* **Task requirements**
Set down each entry exactly; omit images.

* **Source material**
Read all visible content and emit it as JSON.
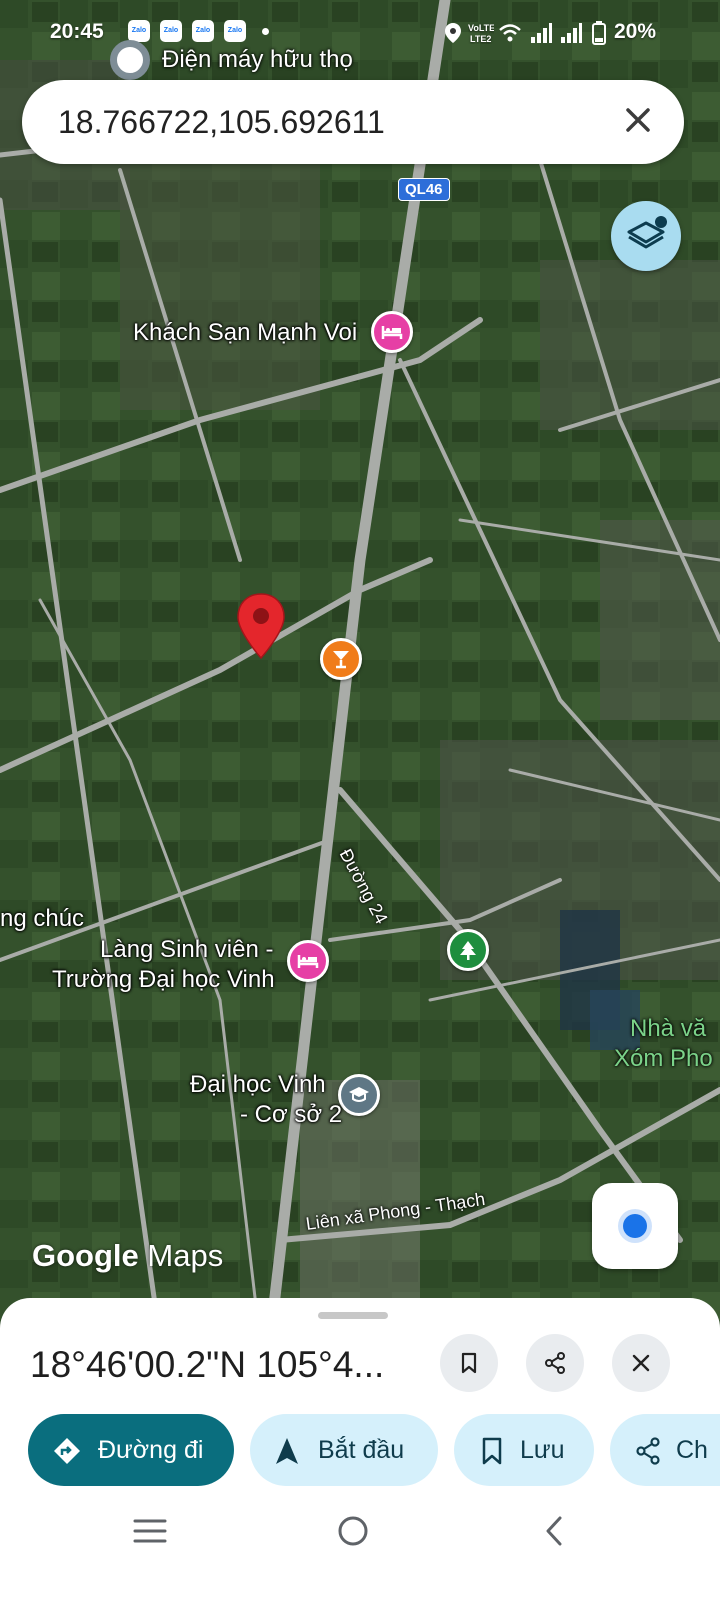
{
  "status_bar": {
    "time": "20:45",
    "notification_apps": [
      "Zalo",
      "Zalo",
      "Zalo",
      "Zalo"
    ],
    "battery": "20%",
    "icons": [
      "location-icon",
      "volte-icon",
      "wifi-icon",
      "signal-icon",
      "signal-icon",
      "battery-icon"
    ]
  },
  "place_hint": "Điện máy hữu thọ",
  "search": {
    "query": "18.766722,105.692611"
  },
  "map": {
    "route_shield": "QL46",
    "labels": {
      "hotel_1": "Khách Sạn Mạnh Voi",
      "left_edge": "ng chúc",
      "dorm_line1": "Làng Sinh viên -",
      "dorm_line2": "Trường Đại học Vinh",
      "uni_line1": "Đại học Vinh",
      "uni_line2": "- Cơ sở 2",
      "right_line1": "Nhà vă",
      "right_line2": "Xóm Pho"
    },
    "roads": {
      "duong24": "Đường 24",
      "lienxa": "Liên xã Phong - Thạch"
    },
    "logo": {
      "google": "Google",
      "maps": "Maps"
    },
    "poi_colors": {
      "hotel": "#e63fa5",
      "bar": "#f07c1a",
      "park": "#1e8e3e",
      "school": "#5f7785",
      "pin": "#e4262c"
    }
  },
  "sheet": {
    "coordinates": "18°46'00.2\"N 105°4...",
    "actions": {
      "directions": "Đường đi",
      "start": "Bắt đầu",
      "save": "Lưu",
      "share": "Ch"
    }
  }
}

* **Solution to the exercise**
Read all visible content and emit it as JSON.
{
  "status_bar": {
    "time": "20:45",
    "notification_apps": [
      "Zalo",
      "Zalo",
      "Zalo",
      "Zalo"
    ],
    "battery": "20%",
    "icons": [
      "location-icon",
      "volte-icon",
      "wifi-icon",
      "signal-icon",
      "signal-icon",
      "battery-icon"
    ]
  },
  "place_hint": "Điện máy hữu thọ",
  "search": {
    "query": "18.766722,105.692611"
  },
  "map": {
    "route_shield": "QL46",
    "labels": {
      "hotel_1": "Khách Sạn Mạnh Voi",
      "left_edge": "ng chúc",
      "dorm_line1": "Làng Sinh viên -",
      "dorm_line2": "Trường Đại học Vinh",
      "uni_line1": "Đại học Vinh",
      "uni_line2": "- Cơ sở 2",
      "right_line1": "Nhà vă",
      "right_line2": "Xóm Pho"
    },
    "roads": {
      "duong24": "Đường 24",
      "lienxa": "Liên xã Phong - Thạch"
    },
    "logo": {
      "google": "Google",
      "maps": "Maps"
    },
    "poi_colors": {
      "hotel": "#e63fa5",
      "bar": "#f07c1a",
      "park": "#1e8e3e",
      "school": "#5f7785",
      "pin": "#e4262c"
    }
  },
  "sheet": {
    "coordinates": "18°46'00.2\"N 105°4...",
    "actions": {
      "directions": "Đường đi",
      "start": "Bắt đầu",
      "save": "Lưu",
      "share": "Ch"
    }
  }
}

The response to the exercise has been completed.